But sure, no democracy is perfect. And, practically speaking, a non-vote is one less vote for a party that does offer an agenda I agree with, or at least values I identify with, and thus counts as one more vote for the strongest parties – who fail to offer alternatives to how Israel operates and where it is headed. Since the face of the country in fact does represent the democratic will of the majority of Jewish people who live here, why not vote for one of the few parties whose platform includes an end to the occupation, to segregation and to settlements, and who recognizes the need to provide all people living between the Jordan and the Mediterranean with equal rights – in the hopes that it can eventually garner enough votes to change something?
That is certainly an option I am considering. Even though most Israelis won’t vote for them (or have never even heard of them) and so these parties won’t have substantial power.
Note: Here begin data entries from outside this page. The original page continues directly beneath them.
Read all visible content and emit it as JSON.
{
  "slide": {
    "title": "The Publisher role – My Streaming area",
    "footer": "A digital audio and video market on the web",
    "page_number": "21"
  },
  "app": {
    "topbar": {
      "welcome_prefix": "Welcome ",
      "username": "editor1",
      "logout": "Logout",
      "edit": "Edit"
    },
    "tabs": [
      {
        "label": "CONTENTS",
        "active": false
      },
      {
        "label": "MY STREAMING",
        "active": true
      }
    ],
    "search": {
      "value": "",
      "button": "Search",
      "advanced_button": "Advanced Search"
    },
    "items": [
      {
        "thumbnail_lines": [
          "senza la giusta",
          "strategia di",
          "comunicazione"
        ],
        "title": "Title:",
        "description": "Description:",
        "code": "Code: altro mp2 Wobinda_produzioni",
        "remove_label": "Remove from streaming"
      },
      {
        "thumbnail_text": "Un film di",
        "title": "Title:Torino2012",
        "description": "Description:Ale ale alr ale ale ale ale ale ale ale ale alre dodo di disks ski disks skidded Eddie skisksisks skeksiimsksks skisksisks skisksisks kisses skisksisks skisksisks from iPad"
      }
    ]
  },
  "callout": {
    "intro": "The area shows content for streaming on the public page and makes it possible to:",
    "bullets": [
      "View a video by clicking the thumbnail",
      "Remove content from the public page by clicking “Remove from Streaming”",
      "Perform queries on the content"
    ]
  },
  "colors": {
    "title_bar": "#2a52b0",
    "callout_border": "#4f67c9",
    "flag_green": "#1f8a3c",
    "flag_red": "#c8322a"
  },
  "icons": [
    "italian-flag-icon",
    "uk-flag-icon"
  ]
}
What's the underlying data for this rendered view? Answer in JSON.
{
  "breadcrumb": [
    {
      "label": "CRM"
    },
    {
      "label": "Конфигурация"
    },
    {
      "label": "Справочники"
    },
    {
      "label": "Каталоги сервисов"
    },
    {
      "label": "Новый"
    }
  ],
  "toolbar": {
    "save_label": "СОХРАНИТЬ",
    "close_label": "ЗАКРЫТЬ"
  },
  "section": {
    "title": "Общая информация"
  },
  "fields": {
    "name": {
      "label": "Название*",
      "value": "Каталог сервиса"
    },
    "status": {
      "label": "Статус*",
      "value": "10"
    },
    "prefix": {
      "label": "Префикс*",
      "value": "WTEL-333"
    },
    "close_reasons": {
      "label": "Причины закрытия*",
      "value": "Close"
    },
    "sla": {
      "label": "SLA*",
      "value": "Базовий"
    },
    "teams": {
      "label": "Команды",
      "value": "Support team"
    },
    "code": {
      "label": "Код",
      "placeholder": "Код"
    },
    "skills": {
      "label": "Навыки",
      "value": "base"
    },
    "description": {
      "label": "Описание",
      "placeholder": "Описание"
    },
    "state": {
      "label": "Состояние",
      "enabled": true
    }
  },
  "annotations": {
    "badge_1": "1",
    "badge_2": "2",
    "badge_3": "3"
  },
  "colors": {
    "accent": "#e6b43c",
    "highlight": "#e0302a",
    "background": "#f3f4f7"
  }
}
But, as has been argued here recently, there are no quick fixes, and building up a tiny party whose agenda is to change the system from the core can be effective over time. On the other hand, I feel action is necessary now, yesterday, and I can’t protest by not paying my taxes, so maybe the way to protest is with my vote.
And let’s say one of these smaller parties (Hadash, Balad, Da’am Workers Party) did win a respectable number of seats in the Knesset, wouldn’t its presence just function as a pleasant facade and moral compass for Israel’s continued policies, giving people the chance to gloat: “See, we are a healthy democratic society?” I can’t tell you how many times someone has argued with me that Israel is a wonderfully just and admirable democracy because it “allows” Arab members of Knesset.
Of course that doesn’t mean I think these parties shouldn’t exist – but imagine a situation (very hard to imagine) in which all citizens eligible to vote in Israel – Jewish, Palestinian – who opposed the fundamentals of how this country operates, boycotted not only the elections, but the political system on a whole, just opted out – not in silence but as an organized public statement of protest that has the potential for over a million backers. Wouldn’t the legitimacy of the regime be in serious doubt?
That is obviously not a realistic vision, but more of a cognitive exercise, and maybe food for thought for a future campaign. I am certainly on the fence about whether to vote – but the most important thing for me right now is to grapple with the question, discuss it and prompt others to do so. (*Regarding the blank or “white” ballot, it is not counted separately in Israel. The authorities count all the votes that have been disqualified in one big lump, which include not only blank ballots but erroneous ones, like two slips in one ballot – so a blank ballot is not actually counted as a protest vote and that is why I am not considering it).
For me, the choice not to take part in Israel’s electoral process is legitimate and important to consider. Like a friend recently said to me, it is similar to the question of whether to serve in the IDF, since it is nearly impossible to participate in this body without being a tool in a system you don’t believe in, that forces you to compromise your beliefs. But it is of course more complicated than that.
So, while I may feel confident in principle, the real tough question is, pragmatically speaking, what is the move that will have the most impact on the situation towards my vision for this society?